Sumalata, one of the protesters at Chinnayapalem, said, “Once the liquor shop comes up here, there will be no security for women as all kinds of people would visit the place. There will be an increase in incidents of eve teasing too. It would be difficult for people to walk on this path because of the drunkards in the area.”

There are 79 houses in Chinnayapalem and all of them have hoisted black flags as a mark of protest against the administration for its plan to open liquor shop in the village. A memorandum has also been submitted to the collector protesting this decision. At Ranganathapuram colony, women find it difficult to fetch water or go for errands as they are targets of verbal abuse and rude comments from drunkards in the area.
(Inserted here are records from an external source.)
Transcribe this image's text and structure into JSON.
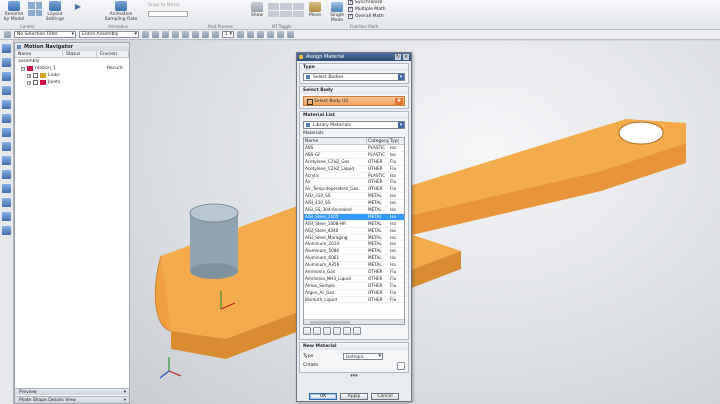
{
  "ribbon": {
    "rename_by_model_label": "Rename by Model",
    "layout_settings_label": "Layout Settings",
    "animation_sampling_rate_label": "Animation Sampling Rate",
    "show_label": "Show",
    "snap_to_mirror_label": "Snap to Mirror",
    "single_mode_label": "Single Mode",
    "move_label": "Move",
    "synchronize_label": "Synchronize",
    "multiple_math_label": "Multiple Math",
    "overall_math_label": "Overall Math",
    "group_labels": [
      "Control",
      "Animation",
      "Post Process",
      "NT Toggle",
      "Function Math"
    ]
  },
  "selection_bar": {
    "filter_value": "No Selection Filter",
    "scope_value": "Entire Assembly",
    "count_value": "1"
  },
  "navigator": {
    "title": "Motion Navigator",
    "columns": [
      "Name",
      "Status",
      "Environ"
    ],
    "rows": [
      {
        "name": "assembly",
        "status": "",
        "env": ""
      },
      {
        "name": "motion_1",
        "status": "",
        "env": "Recurd"
      },
      {
        "name": "Links",
        "status": "",
        "env": ""
      },
      {
        "name": "Joints",
        "status": "",
        "env": ""
      }
    ],
    "preview_label": "Preview",
    "mode_shape_label": "Mode Shape Details View"
  },
  "dialog": {
    "title": "Assign Material",
    "type_section": "Type",
    "type_value": "Select Bodies",
    "select_body_section": "Select Body",
    "select_body_value": "Select Body (0)",
    "material_list_section": "Material List",
    "material_list_value": "Library Materials",
    "materials_label": "Materials",
    "columns": [
      "Name",
      "Category",
      "Type"
    ],
    "materials": [
      {
        "name": "ABS",
        "cat": "PLASTIC",
        "type": "Iso"
      },
      {
        "name": "ABS-GF",
        "cat": "PLASTIC",
        "type": "Iso"
      },
      {
        "name": "Acetylene_C2H2_Gas",
        "cat": "OTHER",
        "type": "Flu"
      },
      {
        "name": "Acetylene_C2H2_Liquid",
        "cat": "OTHER",
        "type": "Flu"
      },
      {
        "name": "Acrylic",
        "cat": "PLASTIC",
        "type": "Iso"
      },
      {
        "name": "Air",
        "cat": "OTHER",
        "type": "Flu"
      },
      {
        "name": "Air_Temp-dependent_Gas",
        "cat": "OTHER",
        "type": "Flu"
      },
      {
        "name": "AISI_310_SS",
        "cat": "METAL",
        "type": "Iso"
      },
      {
        "name": "AISI_410_SS",
        "cat": "METAL",
        "type": "Iso"
      },
      {
        "name": "AISI_SS_304-Annealed",
        "cat": "METAL",
        "type": "Iso"
      },
      {
        "name": "AISI_Steel_1005",
        "cat": "METAL",
        "type": "Iso"
      },
      {
        "name": "AISI_Steel_1008-HR",
        "cat": "METAL",
        "type": "Iso"
      },
      {
        "name": "AISI_Steel_4340",
        "cat": "METAL",
        "type": "Iso"
      },
      {
        "name": "AISI_Steel_Maraging",
        "cat": "METAL",
        "type": "Iso"
      },
      {
        "name": "Aluminum_2014",
        "cat": "METAL",
        "type": "Iso"
      },
      {
        "name": "Aluminum_5086",
        "cat": "METAL",
        "type": "Iso"
      },
      {
        "name": "Aluminum_6061",
        "cat": "METAL",
        "type": "Iso"
      },
      {
        "name": "Aluminum_A356",
        "cat": "METAL",
        "type": "Iso"
      },
      {
        "name": "Ammonia_Gas",
        "cat": "OTHER",
        "type": "Flu"
      },
      {
        "name": "Ammonia_NH3_Liquid",
        "cat": "OTHER",
        "type": "Flu"
      },
      {
        "name": "Amou_Sample",
        "cat": "OTHER",
        "type": "Flu"
      },
      {
        "name": "Argon_Ar_Gas",
        "cat": "OTHER",
        "type": "Flu"
      },
      {
        "name": "Bismuth_Liquid",
        "cat": "OTHER",
        "type": "Flu"
      }
    ],
    "selected_index": 10,
    "new_material_section": "New Material",
    "type_label": "Type",
    "type_select_value": "Isotropic",
    "create_label": "Create",
    "ok_label": "OK",
    "apply_label": "Apply",
    "cancel_label": "Cancel"
  },
  "colors": {
    "part_orange": "#f2a642",
    "cylinder": "#9fb2be",
    "selection_blue": "#3399ff",
    "accent_orange": "#e8742c"
  }
}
Similar is the situation at many villages where women are in the forefront of the agitation to stop liquor shops from moving into residential areas. At a shop in Kattur near Tiruchirapalli, the shop is legal but residents protest that it opens well before the prescribed time and operates even after the official closing time.

At a village in Vellore, protests by women entered the fifth day on Friday. The protests began on April 10 when Tasmac officials came to inspect a spot in village for their shop. Despite objections by villagers, who have pitched a tent opposite the proposed shop, Tasmac officials are going ahead with their plans to open the outlet.

Tasmac, a TN government body, has sole monopoly over sale and distribution of liquor in the state and has a revenue of close to Rs 30,000 crore, which will suffer a huge blow because of the Supreme Court order.